(Recorded information Opens)
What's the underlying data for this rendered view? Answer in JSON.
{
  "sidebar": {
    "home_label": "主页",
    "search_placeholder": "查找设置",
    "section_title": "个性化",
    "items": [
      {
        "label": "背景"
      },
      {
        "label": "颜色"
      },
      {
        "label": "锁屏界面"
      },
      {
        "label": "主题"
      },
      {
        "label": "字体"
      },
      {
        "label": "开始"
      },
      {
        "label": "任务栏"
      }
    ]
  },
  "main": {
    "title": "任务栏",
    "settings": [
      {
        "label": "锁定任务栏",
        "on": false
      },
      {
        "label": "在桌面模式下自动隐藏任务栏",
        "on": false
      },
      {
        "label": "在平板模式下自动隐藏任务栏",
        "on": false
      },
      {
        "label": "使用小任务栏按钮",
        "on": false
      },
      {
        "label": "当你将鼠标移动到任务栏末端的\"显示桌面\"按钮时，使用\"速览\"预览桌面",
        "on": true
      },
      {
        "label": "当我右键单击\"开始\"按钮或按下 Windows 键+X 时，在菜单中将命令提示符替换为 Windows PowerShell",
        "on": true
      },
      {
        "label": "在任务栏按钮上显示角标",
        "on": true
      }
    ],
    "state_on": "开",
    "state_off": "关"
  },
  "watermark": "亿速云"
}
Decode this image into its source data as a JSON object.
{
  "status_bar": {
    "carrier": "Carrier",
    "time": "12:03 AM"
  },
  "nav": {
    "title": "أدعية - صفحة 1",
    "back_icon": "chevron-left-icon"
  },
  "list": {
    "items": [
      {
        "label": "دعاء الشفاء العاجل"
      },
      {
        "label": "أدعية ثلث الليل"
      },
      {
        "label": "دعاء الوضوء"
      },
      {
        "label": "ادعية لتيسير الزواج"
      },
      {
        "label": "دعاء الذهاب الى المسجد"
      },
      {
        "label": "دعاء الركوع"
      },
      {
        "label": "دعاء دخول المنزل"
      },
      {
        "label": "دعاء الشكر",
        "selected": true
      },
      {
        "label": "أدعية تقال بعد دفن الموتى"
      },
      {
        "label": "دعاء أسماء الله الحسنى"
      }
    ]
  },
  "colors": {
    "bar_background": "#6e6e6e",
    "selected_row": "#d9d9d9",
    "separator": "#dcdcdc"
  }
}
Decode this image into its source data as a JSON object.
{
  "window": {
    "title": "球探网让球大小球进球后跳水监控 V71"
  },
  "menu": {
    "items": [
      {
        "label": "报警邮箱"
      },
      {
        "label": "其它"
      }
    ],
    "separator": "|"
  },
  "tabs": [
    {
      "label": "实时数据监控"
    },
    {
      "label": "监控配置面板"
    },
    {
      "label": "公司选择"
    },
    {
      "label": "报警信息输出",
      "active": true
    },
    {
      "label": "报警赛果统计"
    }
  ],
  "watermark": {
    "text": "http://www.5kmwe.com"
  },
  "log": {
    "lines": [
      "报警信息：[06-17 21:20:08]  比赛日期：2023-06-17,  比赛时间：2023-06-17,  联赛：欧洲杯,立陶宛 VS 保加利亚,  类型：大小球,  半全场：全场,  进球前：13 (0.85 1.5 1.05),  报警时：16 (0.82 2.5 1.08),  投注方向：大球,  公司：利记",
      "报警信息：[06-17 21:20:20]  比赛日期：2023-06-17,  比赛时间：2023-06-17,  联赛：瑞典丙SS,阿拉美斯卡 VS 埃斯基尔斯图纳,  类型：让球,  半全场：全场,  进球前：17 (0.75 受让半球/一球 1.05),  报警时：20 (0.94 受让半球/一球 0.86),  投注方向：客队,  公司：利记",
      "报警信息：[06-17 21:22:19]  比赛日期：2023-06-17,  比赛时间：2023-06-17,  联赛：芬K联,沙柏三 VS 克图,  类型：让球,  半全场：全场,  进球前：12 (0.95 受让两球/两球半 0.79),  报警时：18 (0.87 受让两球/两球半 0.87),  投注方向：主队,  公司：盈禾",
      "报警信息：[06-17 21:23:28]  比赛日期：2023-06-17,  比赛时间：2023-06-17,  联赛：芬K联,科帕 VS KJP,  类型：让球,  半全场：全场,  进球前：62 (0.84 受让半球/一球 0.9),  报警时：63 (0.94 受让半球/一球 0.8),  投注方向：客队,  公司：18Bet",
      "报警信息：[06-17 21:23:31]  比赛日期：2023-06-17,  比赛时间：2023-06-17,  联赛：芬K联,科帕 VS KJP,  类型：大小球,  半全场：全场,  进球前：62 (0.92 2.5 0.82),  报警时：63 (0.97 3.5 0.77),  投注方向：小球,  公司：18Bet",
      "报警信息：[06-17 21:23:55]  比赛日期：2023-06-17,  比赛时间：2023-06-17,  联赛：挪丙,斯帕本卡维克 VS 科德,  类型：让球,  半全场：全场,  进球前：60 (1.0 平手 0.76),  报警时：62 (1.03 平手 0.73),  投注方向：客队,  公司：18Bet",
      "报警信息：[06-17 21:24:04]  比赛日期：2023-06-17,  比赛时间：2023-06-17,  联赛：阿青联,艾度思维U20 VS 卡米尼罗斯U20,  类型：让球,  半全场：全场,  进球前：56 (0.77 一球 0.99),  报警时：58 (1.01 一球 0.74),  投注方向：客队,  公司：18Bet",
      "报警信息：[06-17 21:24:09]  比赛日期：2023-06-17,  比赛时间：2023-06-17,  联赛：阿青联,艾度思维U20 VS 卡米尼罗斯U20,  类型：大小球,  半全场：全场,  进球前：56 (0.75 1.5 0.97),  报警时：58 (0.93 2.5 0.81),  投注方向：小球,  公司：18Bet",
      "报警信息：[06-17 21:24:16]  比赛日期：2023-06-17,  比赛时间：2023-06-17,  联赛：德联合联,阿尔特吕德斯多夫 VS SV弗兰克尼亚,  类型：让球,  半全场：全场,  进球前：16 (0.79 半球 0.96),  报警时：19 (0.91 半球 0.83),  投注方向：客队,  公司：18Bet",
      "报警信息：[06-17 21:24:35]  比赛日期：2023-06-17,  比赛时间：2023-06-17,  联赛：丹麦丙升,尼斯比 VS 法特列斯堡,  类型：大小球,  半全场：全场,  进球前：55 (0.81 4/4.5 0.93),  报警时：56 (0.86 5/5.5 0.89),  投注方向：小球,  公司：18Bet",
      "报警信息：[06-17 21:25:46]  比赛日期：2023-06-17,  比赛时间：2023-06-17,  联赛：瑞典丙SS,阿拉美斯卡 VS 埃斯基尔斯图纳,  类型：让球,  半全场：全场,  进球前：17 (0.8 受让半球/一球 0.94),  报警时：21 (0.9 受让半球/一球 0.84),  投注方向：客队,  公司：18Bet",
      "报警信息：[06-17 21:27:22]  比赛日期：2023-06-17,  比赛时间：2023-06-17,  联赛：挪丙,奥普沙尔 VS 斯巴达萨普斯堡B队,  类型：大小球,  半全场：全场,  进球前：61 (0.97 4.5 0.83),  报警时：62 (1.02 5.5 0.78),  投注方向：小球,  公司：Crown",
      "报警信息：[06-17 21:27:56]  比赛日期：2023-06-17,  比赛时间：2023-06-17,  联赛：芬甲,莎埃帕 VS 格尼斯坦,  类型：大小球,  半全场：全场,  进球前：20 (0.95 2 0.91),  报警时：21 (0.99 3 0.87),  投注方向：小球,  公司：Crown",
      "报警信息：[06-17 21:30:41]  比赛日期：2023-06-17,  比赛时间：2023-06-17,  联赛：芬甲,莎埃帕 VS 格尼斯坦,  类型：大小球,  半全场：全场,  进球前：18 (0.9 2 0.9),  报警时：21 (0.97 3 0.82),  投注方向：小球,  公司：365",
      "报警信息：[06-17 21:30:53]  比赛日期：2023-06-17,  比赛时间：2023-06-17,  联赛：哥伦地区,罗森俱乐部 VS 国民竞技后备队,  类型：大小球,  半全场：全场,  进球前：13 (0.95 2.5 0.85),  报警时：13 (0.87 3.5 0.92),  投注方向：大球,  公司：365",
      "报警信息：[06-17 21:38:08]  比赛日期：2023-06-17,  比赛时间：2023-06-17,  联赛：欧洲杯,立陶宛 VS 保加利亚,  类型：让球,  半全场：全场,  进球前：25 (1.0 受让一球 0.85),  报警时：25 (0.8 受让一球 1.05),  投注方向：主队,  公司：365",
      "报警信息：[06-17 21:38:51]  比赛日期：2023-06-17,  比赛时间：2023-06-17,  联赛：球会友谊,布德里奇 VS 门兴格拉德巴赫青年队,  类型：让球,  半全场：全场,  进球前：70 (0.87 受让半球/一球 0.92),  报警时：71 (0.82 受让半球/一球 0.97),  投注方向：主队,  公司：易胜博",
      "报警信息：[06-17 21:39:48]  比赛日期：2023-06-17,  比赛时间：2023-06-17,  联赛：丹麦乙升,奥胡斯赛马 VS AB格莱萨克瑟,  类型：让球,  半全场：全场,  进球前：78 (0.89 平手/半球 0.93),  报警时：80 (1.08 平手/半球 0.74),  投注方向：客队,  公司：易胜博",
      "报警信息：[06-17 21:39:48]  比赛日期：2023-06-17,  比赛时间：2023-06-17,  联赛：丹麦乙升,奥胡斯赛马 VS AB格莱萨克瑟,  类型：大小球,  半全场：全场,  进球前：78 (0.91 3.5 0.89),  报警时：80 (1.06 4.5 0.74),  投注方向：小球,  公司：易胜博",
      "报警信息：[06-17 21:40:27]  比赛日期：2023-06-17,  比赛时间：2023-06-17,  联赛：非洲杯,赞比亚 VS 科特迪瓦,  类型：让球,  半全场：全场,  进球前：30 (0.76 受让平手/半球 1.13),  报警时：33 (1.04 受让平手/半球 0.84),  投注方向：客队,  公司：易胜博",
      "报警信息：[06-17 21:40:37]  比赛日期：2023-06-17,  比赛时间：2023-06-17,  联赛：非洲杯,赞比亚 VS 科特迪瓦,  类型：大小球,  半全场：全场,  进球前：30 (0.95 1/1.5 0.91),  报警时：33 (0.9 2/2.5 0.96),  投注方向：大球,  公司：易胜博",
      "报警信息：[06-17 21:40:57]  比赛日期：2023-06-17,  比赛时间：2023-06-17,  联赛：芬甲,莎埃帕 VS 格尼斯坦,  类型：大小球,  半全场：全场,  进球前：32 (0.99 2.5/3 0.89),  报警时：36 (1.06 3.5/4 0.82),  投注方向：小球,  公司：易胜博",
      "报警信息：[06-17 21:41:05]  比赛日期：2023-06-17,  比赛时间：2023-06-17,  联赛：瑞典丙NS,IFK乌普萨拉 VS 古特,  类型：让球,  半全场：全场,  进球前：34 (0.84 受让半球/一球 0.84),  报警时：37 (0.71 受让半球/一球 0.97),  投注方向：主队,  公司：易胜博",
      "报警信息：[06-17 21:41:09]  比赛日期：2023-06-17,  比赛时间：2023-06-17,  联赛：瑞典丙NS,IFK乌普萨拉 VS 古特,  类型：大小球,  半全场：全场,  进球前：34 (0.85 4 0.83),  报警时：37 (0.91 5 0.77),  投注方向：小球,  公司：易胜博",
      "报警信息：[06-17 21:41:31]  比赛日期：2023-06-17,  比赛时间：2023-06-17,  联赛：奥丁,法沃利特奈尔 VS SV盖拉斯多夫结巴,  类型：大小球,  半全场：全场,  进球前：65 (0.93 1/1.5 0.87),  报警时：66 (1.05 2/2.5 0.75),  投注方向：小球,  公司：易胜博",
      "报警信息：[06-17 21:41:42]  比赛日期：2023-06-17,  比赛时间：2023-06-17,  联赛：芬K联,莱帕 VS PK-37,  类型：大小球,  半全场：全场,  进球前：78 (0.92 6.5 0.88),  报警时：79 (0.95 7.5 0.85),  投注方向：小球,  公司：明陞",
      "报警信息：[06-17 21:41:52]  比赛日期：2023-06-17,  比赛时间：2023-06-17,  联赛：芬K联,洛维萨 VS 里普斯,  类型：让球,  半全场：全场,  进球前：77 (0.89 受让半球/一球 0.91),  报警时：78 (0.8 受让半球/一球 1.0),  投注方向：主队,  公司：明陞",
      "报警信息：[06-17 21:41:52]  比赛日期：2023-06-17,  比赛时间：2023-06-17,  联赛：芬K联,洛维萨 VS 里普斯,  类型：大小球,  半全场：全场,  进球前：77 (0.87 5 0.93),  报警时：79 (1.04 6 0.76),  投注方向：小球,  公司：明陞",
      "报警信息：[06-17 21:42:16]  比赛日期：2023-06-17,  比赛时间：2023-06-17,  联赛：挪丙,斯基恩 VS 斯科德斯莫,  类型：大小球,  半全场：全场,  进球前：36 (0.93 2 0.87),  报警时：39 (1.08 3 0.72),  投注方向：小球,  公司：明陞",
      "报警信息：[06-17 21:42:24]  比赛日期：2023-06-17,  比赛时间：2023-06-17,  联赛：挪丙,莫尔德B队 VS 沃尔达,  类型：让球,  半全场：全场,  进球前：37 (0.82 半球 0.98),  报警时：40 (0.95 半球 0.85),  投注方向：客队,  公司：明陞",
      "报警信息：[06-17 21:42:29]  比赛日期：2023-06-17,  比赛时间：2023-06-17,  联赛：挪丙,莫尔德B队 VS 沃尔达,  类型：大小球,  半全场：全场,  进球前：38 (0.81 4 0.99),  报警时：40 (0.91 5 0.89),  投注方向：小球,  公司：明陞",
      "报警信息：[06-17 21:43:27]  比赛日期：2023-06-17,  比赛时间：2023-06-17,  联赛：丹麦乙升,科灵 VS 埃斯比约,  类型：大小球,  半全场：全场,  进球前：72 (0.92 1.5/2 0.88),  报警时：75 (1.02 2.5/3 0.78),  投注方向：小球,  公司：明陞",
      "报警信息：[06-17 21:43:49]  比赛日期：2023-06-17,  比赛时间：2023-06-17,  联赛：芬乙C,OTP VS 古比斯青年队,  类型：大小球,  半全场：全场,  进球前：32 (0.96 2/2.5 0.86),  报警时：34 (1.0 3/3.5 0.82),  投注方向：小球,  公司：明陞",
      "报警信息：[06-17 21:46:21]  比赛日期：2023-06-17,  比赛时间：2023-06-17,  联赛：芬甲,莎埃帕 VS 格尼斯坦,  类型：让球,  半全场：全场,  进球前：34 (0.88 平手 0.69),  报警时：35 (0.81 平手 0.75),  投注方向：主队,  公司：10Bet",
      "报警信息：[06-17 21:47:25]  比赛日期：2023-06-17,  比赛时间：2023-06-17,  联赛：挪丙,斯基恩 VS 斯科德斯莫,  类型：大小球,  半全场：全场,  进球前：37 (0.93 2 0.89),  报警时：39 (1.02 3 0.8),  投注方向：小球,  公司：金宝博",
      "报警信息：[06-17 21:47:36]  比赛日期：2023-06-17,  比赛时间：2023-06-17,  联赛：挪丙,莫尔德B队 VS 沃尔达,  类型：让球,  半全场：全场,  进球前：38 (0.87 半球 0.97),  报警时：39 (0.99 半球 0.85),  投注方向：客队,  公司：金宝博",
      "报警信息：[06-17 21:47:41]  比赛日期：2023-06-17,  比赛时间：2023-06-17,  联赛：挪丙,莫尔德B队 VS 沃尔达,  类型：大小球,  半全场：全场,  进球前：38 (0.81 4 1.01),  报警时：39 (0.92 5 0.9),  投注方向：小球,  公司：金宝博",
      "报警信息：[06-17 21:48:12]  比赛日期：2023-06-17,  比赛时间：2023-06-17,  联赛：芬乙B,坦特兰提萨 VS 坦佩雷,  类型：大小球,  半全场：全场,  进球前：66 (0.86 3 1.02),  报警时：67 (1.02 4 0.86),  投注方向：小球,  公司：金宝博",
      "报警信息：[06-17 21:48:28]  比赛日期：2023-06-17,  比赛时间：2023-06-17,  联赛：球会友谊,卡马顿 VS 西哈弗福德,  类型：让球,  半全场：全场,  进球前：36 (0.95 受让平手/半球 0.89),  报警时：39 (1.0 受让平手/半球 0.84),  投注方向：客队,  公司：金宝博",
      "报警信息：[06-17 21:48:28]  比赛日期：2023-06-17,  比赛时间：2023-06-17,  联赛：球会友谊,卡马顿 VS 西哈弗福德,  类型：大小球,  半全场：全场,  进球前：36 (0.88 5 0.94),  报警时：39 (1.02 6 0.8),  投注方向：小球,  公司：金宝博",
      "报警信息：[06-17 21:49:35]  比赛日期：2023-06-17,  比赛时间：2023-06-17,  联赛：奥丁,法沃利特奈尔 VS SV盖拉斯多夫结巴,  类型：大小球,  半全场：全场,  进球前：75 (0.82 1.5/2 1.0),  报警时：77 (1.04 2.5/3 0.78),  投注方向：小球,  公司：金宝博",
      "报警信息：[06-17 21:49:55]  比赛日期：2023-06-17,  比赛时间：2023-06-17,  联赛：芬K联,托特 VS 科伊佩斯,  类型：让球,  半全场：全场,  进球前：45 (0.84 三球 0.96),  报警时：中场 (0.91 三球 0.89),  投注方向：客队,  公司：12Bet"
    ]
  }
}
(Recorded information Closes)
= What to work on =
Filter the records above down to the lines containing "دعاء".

= Task solution =
        "label": "دعاء الشفاء العاجل"
        "label": "دعاء الوضوء"
        "label": "دعاء الذهاب الى المسجد"
        "label": "دعاء الركوع"
        "label": "دعاء دخول المنزل"
        "label": "دعاء الشكر",
        "label": "دعاء أسماء الله الحسنى"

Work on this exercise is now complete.